More on Black and White in the Digital Darkroom
This week, a follow-up to what I wrote about last week. Digital opens up a great many options for producing black and white images that film shooters could only dream of so it's taking me two weeks to cover the subject.
First off, several Photoshop Elements users have written to remind me that I forgot to mention my own Channel Mixer action for Elements. While my focus last week was on Photoshop which includes the Channel Mixer, Adobe left it out of Elements. This don't yet work with the new Elements 4.0, but if you are using Elements 1, 2 or 3 on either Windows or MacOS, you can easily add the Channel Mixer by downloading the Earthbound Light effects from here. Enjoy.
While the Channel Mixer does an excellent job, it can take a bit of practice to use it to its full potential. Increasing the red, green or blue sliders also brightens the image while decreasing them darkens it. Once you understand what's going on, it's easy to compensate for, but if you're looking for an alternative, you may prefer looking into third party tools.

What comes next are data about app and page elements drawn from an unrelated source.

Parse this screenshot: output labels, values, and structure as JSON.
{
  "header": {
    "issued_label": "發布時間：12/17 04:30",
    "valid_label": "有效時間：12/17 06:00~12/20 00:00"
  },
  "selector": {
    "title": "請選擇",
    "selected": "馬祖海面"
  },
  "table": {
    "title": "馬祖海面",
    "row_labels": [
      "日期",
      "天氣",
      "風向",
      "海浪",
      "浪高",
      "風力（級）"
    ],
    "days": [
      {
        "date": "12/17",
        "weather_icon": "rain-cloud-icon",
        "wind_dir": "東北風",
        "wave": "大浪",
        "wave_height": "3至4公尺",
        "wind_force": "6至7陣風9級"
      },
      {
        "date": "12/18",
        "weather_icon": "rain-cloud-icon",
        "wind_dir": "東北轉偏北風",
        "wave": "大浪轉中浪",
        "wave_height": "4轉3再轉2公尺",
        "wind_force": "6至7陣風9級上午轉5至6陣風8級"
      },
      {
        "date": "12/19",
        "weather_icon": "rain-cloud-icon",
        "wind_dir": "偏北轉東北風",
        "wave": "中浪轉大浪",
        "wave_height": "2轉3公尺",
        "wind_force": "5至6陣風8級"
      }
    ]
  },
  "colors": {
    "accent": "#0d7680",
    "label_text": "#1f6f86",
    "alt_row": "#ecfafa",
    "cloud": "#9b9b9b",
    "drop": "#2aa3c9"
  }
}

One of the better ones out there is Nik Color Efex Pro 2.0 that has several B&W conversion filters among its vast array of choices. Each offers a slightly different means of rendering color into grayscale, but they share a common design in that they let you select the portion of the color spectrum to favor as well as the overall brightness and contrast of the resulting image. Isolating all aspects of the color portion of the conversion from the brightness and contrast can be easier to get used to. It can't do anything that the Channel Mixer doesn't, but understanding how to use it may be simpler. Nik works with both Photoshop and Elements.
Other options worth looking into include Fred Miranda's BW Workflow Pro and Power Retouche's Black and White Studio. Each offers an innovative array of specialized options to control the conversion process. I'm less impressed with the free OptikVerve Labs VirtualPhotographer plug-in. While it does do black and white conversions, it offers only rudimentary control over the results.
You can also roll your own conversion in Photoshop without using the Channel Mixer and without adding any third-party tools. First, click on the top layer of your existing color image to select it. Then use the new Adjustment Layer icon at the bottom of the Layers palette to add a Hue/Saturation adjustment on top of your image. Go ahead and click on "OK" in the resulting dialog without making any changes to the settings. This may sound odd but we'll revisit these settings in a minute. Before we do though, use the new Adjustment Layer control to add a second Hue/Saturation layer on top of the first. In this one, slide the Saturation slider all the way to the left to remove all color from the image. Finally, to get to the good part, go back to your first Hue/Saturation layer by double-clicking on it in the Layers palette. When the dialog re-opens, be sure the Preview checkbox is selected and slide the Hue control left or right as desired to control the color of the filter used in the conversion process.
Regardless of which conversion method you choose, you don't have to stop once you get to grayscale. Here are a few ideas to consider in quest for black and white greatness:
Add a Levels or Curves adjustment layer on top of your image to fine tune brightness and contrast. Since slope equals contrast in Curves, you can modify the response curve of your image to pull out shadow detail, tone down highlights, or whatever you may need.
Use Burning and Dodging to accentuate certain parts of the image. It's surprising how malleable the contrast is in black and white. While there are limits, you can get away with much more extreme edits in grayscale than you can in color.
Add a Hue/Saturation layer on top of your image but underneath the actual conversion layer (Channel Mixer or dual Hue/Saturation layers). In the dialog, use the Edit drop-down list to select each channel in turn and adjust the Lightness slider to optimize the look of areas of the image each acts on. For instance, you can lighten the blues and darken the yellows by selecting each of these from the drop-down and tweaking the Lightness of each. Keep an eye on the preview to see what you are doing, but remember you can re-visit this later on if need be since it is on an adjustment layer.
Duplicate your image and convert it to grayscale two different ways, one to get the best results in the foreground, one for the background, and then merge the two resulting versions into a single image.
To make your image look like a selenium or other toned black and white, add a Hue/Saturation layer on the very top and click "Colorize", then move the Saturation down to no more than around five percent and adjust the Hue slider to taste.
Tweaking each color channel with Hue/Saturation
Toning a B &l W image with Hue/Saturation colorized
After you've played with black and white conversion for a bit you should start to get a sense for what you need to do to bring out natural looking contrast but these ideas should give you at least a few places to start. Choose whichever one seems to work best for you, but be sure to revisit the other ideas down the road as you may well find a use for them as you develop your own workflow. Feel free to experiment too. That's part of the fun of the digital darkroom after all. Remember, you are creating a representation of reality here, not trying to accurately portray it. Reality is in color, so the moment we turn it into black and white we are able to take a great many liberties with tonality that we never could when working in color.
Back in the good old days of film, Ansel Adams was famous for employing a variety of means in the darkroom to optimize the contrast in his traditional black and white images. Photoshop provides the natural follow on to his legacy. I rather think Ansel would be quite impressed with what can be done today in the digital darkroom.